Does it not follow from this that Catholic parents, educators, and apostles must be trained, competent, and fashioned to minister to the world in the capacity of this apostolate?

Lay leaders, formed and fashioned thus, can help better preserve Catholic culture while brining within reach of their pastors a certain number of lost sheep who are wandering and ready to enter the peace and security of the fold. Certain ways are open to the laity that are closed to the clergy, and vice versa.

Finally, no matter how difficult things may become, Catholic culture must be preserved in the context of the juridical structure of the Church. In other words, Catholics must always live and breathe with the Magisterium of the Church and under the guidance of her legitimate shepherds and in full communion with the Church.

Venerable Pius XII had this to say at the canonization of Pius X: “But all these lay people must be and must stay under the authority, the leadership and the vigilance of those who have been established by divine institution as teachers within the Church of Christ. In matters pertaining to the salvation of souls, there is no teaching activity in the Church exempt from that authority and vigilance.”
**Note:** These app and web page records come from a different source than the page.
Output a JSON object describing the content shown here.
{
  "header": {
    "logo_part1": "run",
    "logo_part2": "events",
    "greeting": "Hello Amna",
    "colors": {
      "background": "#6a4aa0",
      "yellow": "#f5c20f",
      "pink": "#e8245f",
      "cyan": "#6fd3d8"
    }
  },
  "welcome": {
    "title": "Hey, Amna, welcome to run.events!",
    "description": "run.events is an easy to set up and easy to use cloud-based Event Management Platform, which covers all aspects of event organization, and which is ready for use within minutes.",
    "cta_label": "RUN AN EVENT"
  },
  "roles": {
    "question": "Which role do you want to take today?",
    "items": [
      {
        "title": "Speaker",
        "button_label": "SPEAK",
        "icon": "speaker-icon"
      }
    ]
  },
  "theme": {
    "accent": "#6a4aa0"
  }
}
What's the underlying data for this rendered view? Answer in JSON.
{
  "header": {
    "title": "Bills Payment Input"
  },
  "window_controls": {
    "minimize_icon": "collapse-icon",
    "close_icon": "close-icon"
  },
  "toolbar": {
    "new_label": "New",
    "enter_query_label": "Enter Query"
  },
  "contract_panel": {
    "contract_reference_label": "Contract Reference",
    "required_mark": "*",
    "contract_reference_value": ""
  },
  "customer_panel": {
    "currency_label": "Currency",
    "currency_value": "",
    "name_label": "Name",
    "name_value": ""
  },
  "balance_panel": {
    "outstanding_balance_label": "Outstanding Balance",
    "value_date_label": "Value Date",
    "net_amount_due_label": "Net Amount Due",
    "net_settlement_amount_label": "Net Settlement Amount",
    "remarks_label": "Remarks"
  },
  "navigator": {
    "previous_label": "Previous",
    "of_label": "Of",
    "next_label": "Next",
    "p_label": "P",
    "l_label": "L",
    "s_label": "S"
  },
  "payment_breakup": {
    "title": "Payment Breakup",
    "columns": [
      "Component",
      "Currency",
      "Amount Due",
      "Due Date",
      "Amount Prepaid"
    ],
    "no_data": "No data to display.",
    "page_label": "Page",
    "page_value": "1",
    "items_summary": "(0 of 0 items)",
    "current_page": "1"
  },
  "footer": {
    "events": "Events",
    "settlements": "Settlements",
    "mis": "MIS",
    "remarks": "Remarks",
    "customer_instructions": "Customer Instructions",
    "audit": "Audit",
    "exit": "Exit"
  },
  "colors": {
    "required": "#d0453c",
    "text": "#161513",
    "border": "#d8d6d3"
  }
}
The mission of the Church is to teach divine truth while Catholic culture preserves and fosters this reality. The Catholic home should inculcate in all its members a love for this religious sprit and a zeal to accomplish this great end of keeping God always in the home and of opening the door to evangelize so as to share this great blessing with others.  

The Christian Faith will ever be preserved by passing it on to others one generation at a time, in good times and bad. Therefore, have hope for Christ has overcome the world (John 16:33): “These things I have spoken to you, that in me you may have peace. In the world you shall have distress: but have confidence, I have overcome the world.”